Doctoral Student

Frank Nagle

Frank is a doctoral candidate in the Technology & Operations Management unit at HBS where he studies the economics of IT and digitization. His main research interests are network effects in technology adoption, innovation and production for free, and generating strategic predictions from unstructured big data. His research utilizes large datasets derived from online social networks, financial market information, and surveys of enterprise IT usage.
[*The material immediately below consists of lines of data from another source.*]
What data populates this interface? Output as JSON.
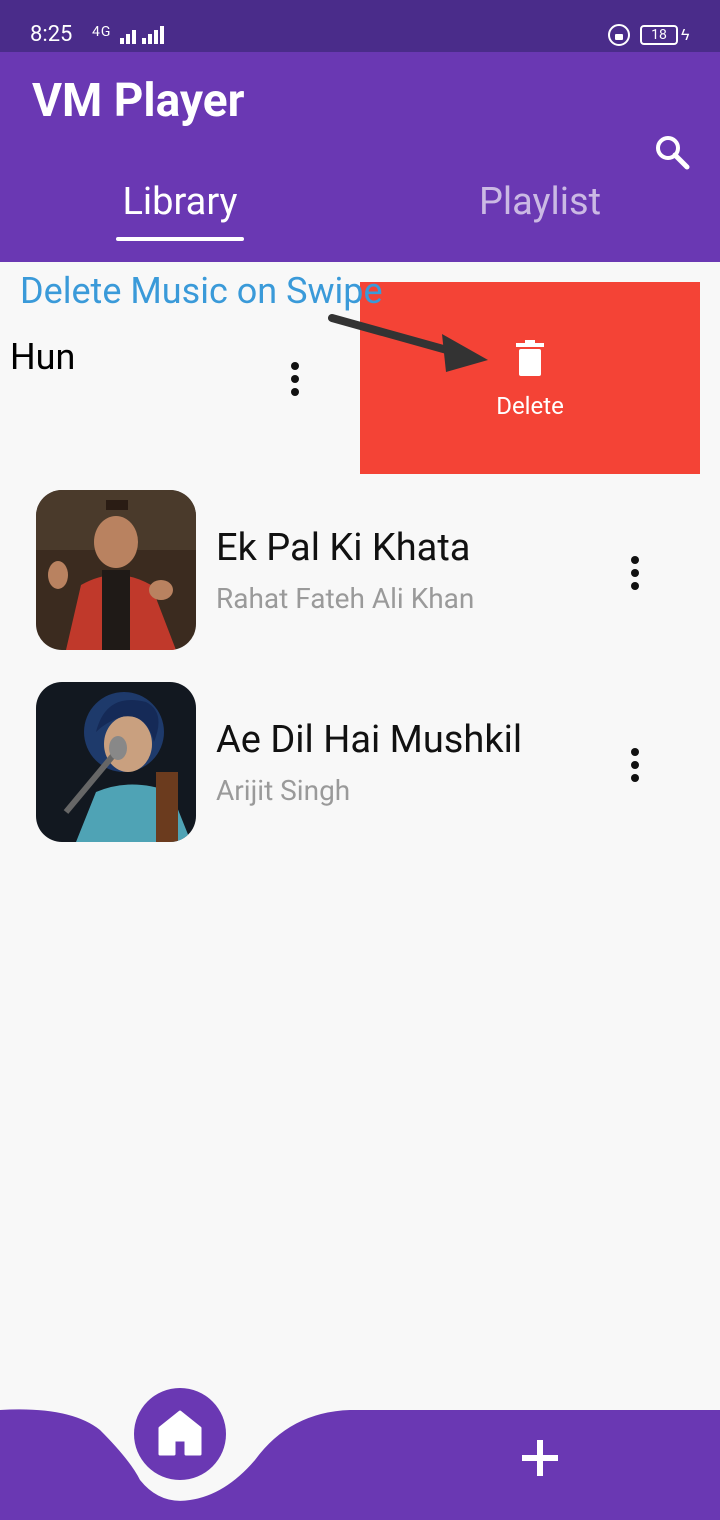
{
  "status_bar": {
    "time": "8:25",
    "network": "4G",
    "battery": "18"
  },
  "app": {
    "title": "VM Player"
  },
  "tabs": [
    {
      "label": "Library",
      "active": true
    },
    {
      "label": "Playlist",
      "active": false
    }
  ],
  "annotation": {
    "caption": "Delete Music on Swipe"
  },
  "swiped_item": {
    "title": "Hun",
    "action_label": "Delete"
  },
  "tracks": [
    {
      "title": "Ek Pal Ki Khata",
      "artist": "Rahat Fateh Ali Khan"
    },
    {
      "title": "Ae Dil Hai Mushkil",
      "artist": "Arijit Singh"
    }
  ],
  "colors": {
    "primary": "#6a38b3",
    "status": "#4a2c8a",
    "danger": "#f44336",
    "caption": "#3a9ad9"
  },
  "icons": {
    "search": "search-icon",
    "trash": "trash-icon",
    "more": "more-vert-icon",
    "home": "home-icon",
    "add": "plus-icon"
  }
}
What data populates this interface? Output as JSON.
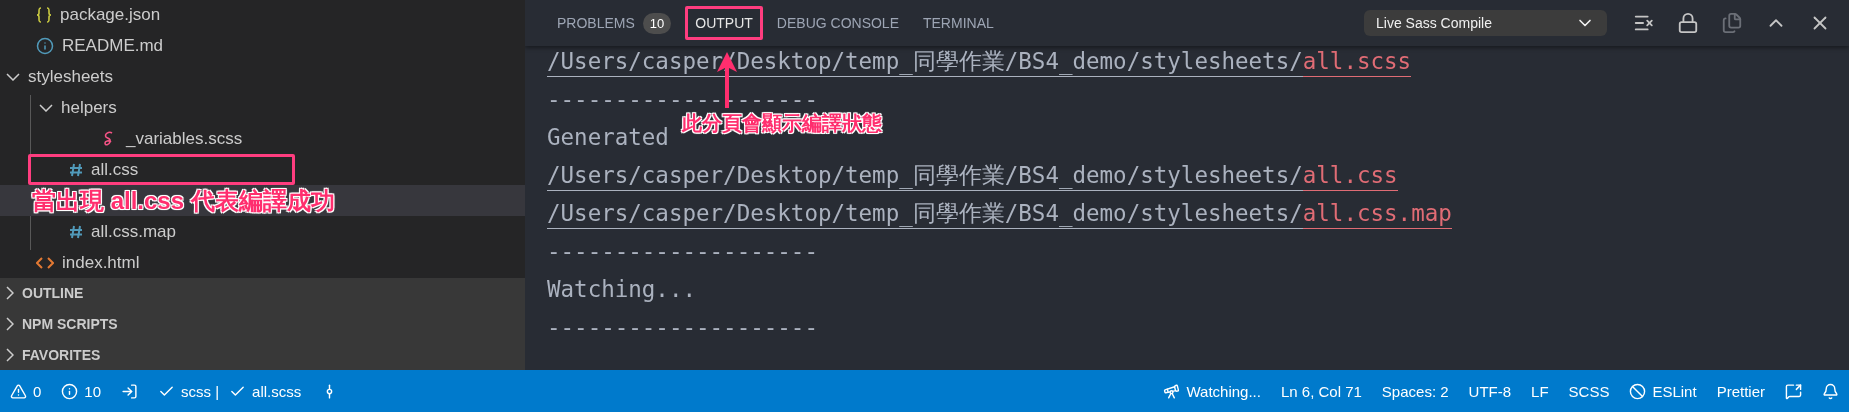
{
  "sidebar": {
    "tree": [
      {
        "kind": "json",
        "label": "package.json"
      },
      {
        "kind": "info",
        "label": "README.md"
      },
      {
        "kind": "folder",
        "label": "stylesheets",
        "expanded": true,
        "children": [
          {
            "kind": "folder",
            "label": "helpers",
            "expanded": true,
            "children": [
              {
                "kind": "sass",
                "label": "_variables.scss"
              }
            ]
          },
          {
            "kind": "css",
            "label": "all.css",
            "callout": true
          },
          {
            "kind": "band",
            "annotation": "當出現 all.css 代表編譯成功"
          },
          {
            "kind": "css",
            "label": "all.css.map"
          }
        ]
      },
      {
        "kind": "html",
        "label": "index.html"
      }
    ],
    "sections": [
      {
        "label": "OUTLINE",
        "expanded": false
      },
      {
        "label": "NPM SCRIPTS",
        "expanded": false
      },
      {
        "label": "FAVORITES",
        "expanded": false
      }
    ]
  },
  "panel": {
    "tabs": [
      {
        "label": "PROBLEMS",
        "badge": "10",
        "selected": false,
        "callout": false
      },
      {
        "label": "OUTPUT",
        "selected": true,
        "callout": true
      },
      {
        "label": "DEBUG CONSOLE",
        "selected": false,
        "callout": false
      },
      {
        "label": "TERMINAL",
        "selected": false,
        "callout": false
      }
    ],
    "channel": "Live Sass Compile",
    "tab_annotation": "此分頁會顯示編譯狀態",
    "output": [
      {
        "kind": "path",
        "path": "/Users/casper/Desktop/temp_同學作業/BS4_demo/stylesheets/",
        "file": "all.scss"
      },
      {
        "kind": "plain",
        "text": "--------------------"
      },
      {
        "kind": "plain",
        "text": "Generated"
      },
      {
        "kind": "path",
        "path": "/Users/casper/Desktop/temp_同學作業/BS4_demo/stylesheets/",
        "file": "all.css"
      },
      {
        "kind": "path",
        "path": "/Users/casper/Desktop/temp_同學作業/BS4_demo/stylesheets/",
        "file": "all.css.map"
      },
      {
        "kind": "plain",
        "text": "--------------------"
      },
      {
        "kind": "plain",
        "text": "Watching..."
      },
      {
        "kind": "plain",
        "text": "--------------------"
      }
    ]
  },
  "status_bar": {
    "left": [
      {
        "kind": "warning",
        "text": "0"
      },
      {
        "kind": "info",
        "text": "10"
      },
      {
        "kind": "door"
      },
      {
        "kind": "check",
        "text": "scss |"
      },
      {
        "kind": "check",
        "text": "all.scss"
      },
      {
        "kind": "commit"
      }
    ],
    "right": [
      {
        "kind": "telescope",
        "text": "Watching..."
      },
      {
        "kind": "text",
        "text": "Ln 6, Col 71"
      },
      {
        "kind": "text",
        "text": "Spaces: 2"
      },
      {
        "kind": "text",
        "text": "UTF-8"
      },
      {
        "kind": "text",
        "text": "LF"
      },
      {
        "kind": "text",
        "text": "SCSS"
      },
      {
        "kind": "slash",
        "text": "ESLint"
      },
      {
        "kind": "text",
        "text": "Prettier"
      },
      {
        "kind": "feedback"
      },
      {
        "kind": "bell"
      }
    ]
  }
}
Frank has worked at a number of small and large companies in the information security and technology consulting industries. In these roles, he has researched a variety of topics related to social network privacy and the economics of IT, spoke at numerous conferences, and developed and taught a 2 week course that all FBI cyber agents must pass before entering the field. Frank earned a BS and MS in Computer Science from Georgetown University and an MS in International Business Economics from City University, London.
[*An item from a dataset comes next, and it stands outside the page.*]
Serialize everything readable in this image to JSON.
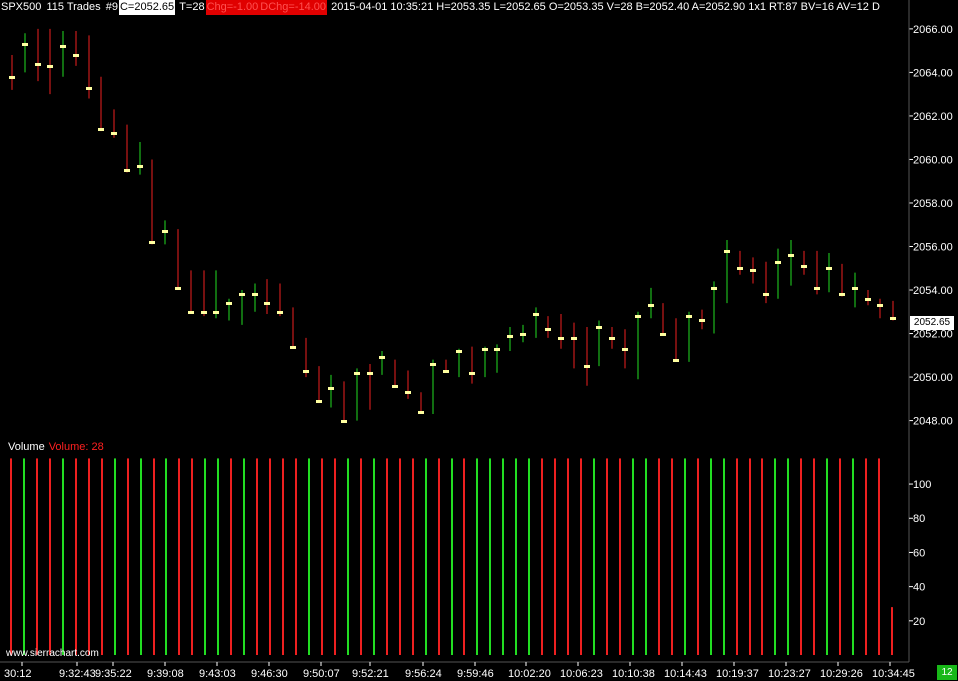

Frank is a doctoral candidate in the Technology & Operations Management unit at HBS where he studies the economics of IT and digitization. His main research interests are network effects in technology adoption, innovation and production for free, and generating strategic predictions from unstructured big data. His research utilizes large datasets derived from online social networks, financial market information, and surveys of enterprise IT usage.

Frank has worked at a number of small and large companies in the information security and technology consulting industries. In these roles, he has researched a variety of topics related to social network privacy and the economics of IT, spoke at numerous conferences, and developed and taught a 2 week course that all FBI cyber agents must pass before entering the field. Frank earned a BS and MS in Computer Science from Georgetown University and an MS in International Business Economics from City University, London.
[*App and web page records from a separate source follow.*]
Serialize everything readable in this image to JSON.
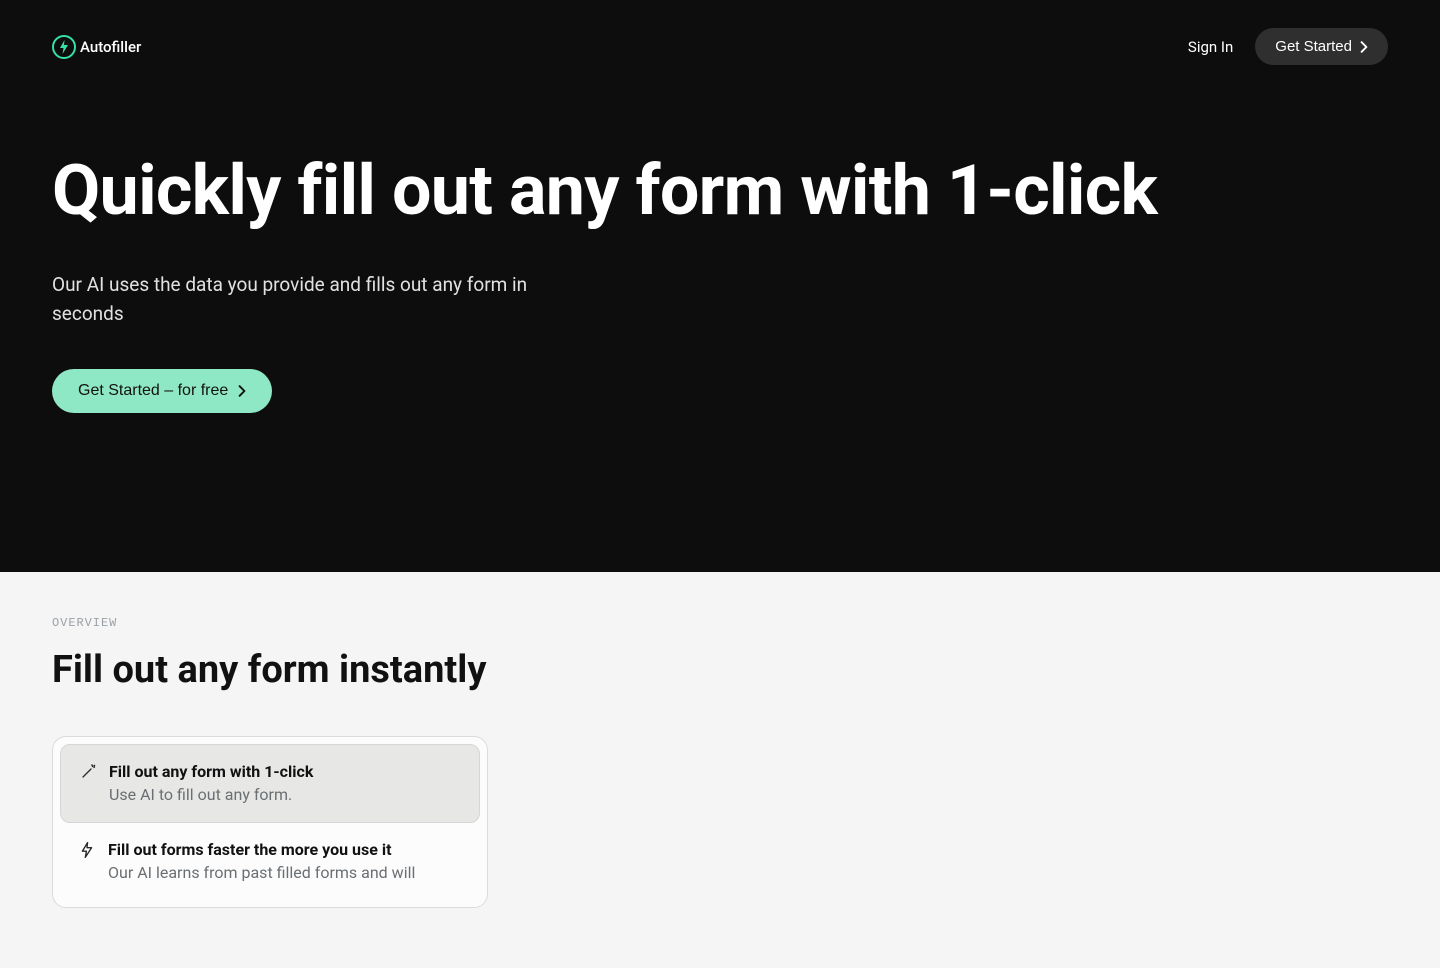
{
  "nav": {
    "brand": "Autofiller",
    "signIn": "Sign In",
    "getStarted": "Get Started"
  },
  "hero": {
    "title": "Quickly fill out any form with 1-click",
    "subtitle": "Our AI uses the data you provide and fills out any form in seconds",
    "cta": "Get Started – for free"
  },
  "overview": {
    "label": "OVERVIEW",
    "heading": "Fill out any form instantly",
    "features": [
      {
        "title": "Fill out any form with 1-click",
        "desc": "Use AI to fill out any form.",
        "active": true
      },
      {
        "title": "Fill out forms faster the more you use it",
        "desc": "Our AI learns from past filled forms and will",
        "active": false
      }
    ]
  }
}
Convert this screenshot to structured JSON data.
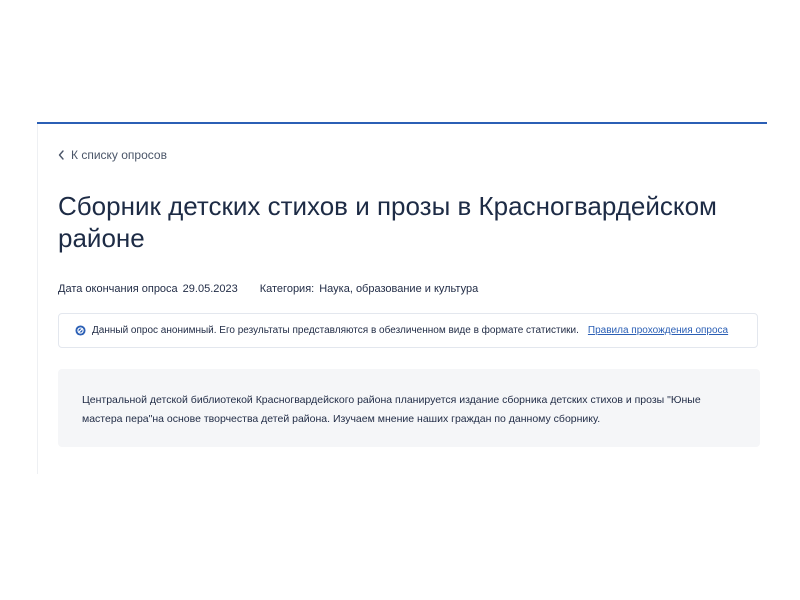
{
  "back_link": {
    "label": "К списку опросов",
    "icon": "chevron-left-icon"
  },
  "survey": {
    "title": "Сборник детских стихов и прозы в Красногвардейском районе",
    "end_date_label": "Дата окончания опроса",
    "end_date": "29.05.2023",
    "category_label": "Категория:",
    "category": "Наука, образование и культура"
  },
  "notice": {
    "icon": "anonymous-icon",
    "text": "Данный опрос анонимный. Его результаты представляются в обезличенном виде в формате статистики.",
    "link_label": "Правила прохождения опроса"
  },
  "description": {
    "text": "Центральной детской библиотекой Красногвардейского района планируется издание сборника детских стихов и прозы \"Юные мастера пера\"на основе творчества детей района. Изучаем мнение наших граждан по данному сборнику."
  },
  "colors": {
    "accent": "#2b5fb5",
    "text": "#1f2a44",
    "panel_bg": "#f5f6f8"
  }
}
  1. Overview

    Frank's current research focuses on a number of areas within the field of the Economics of IT and Digitization. In the area of innovation and production for free, he is studying the value of open source software (with Shane Greenstein), the drivers of online word-of-mouth (with Christoph Riedl), and various aspects of digital economies (with Magnus Torfason and Mikolaj Piskorski). In the area of network effects in technology adoption, he is exploring supply-chain based network effects in enterprise IT adoption (with Kristina McElheran). In the area of generating strategic predictions from unstructured big data, he has researched the relationship between social media and stock market movements. His research utilizes large datasets derived from online social networks, financial market information, and surveys of enterprise IT usage. Frank's prior research focused on Influence, Trust, and Privacy in Social Networks.

    Keywords: Economic Growth; Economic Systems; Entrepreneurship; Collaborative Innovation and Invention; Independent Innovation and Invention; Technological Innovation; Technology; Information Technology; Internet; Mobile Technology; Online Technology; Technology Adoption; Technology Networks; Strategy;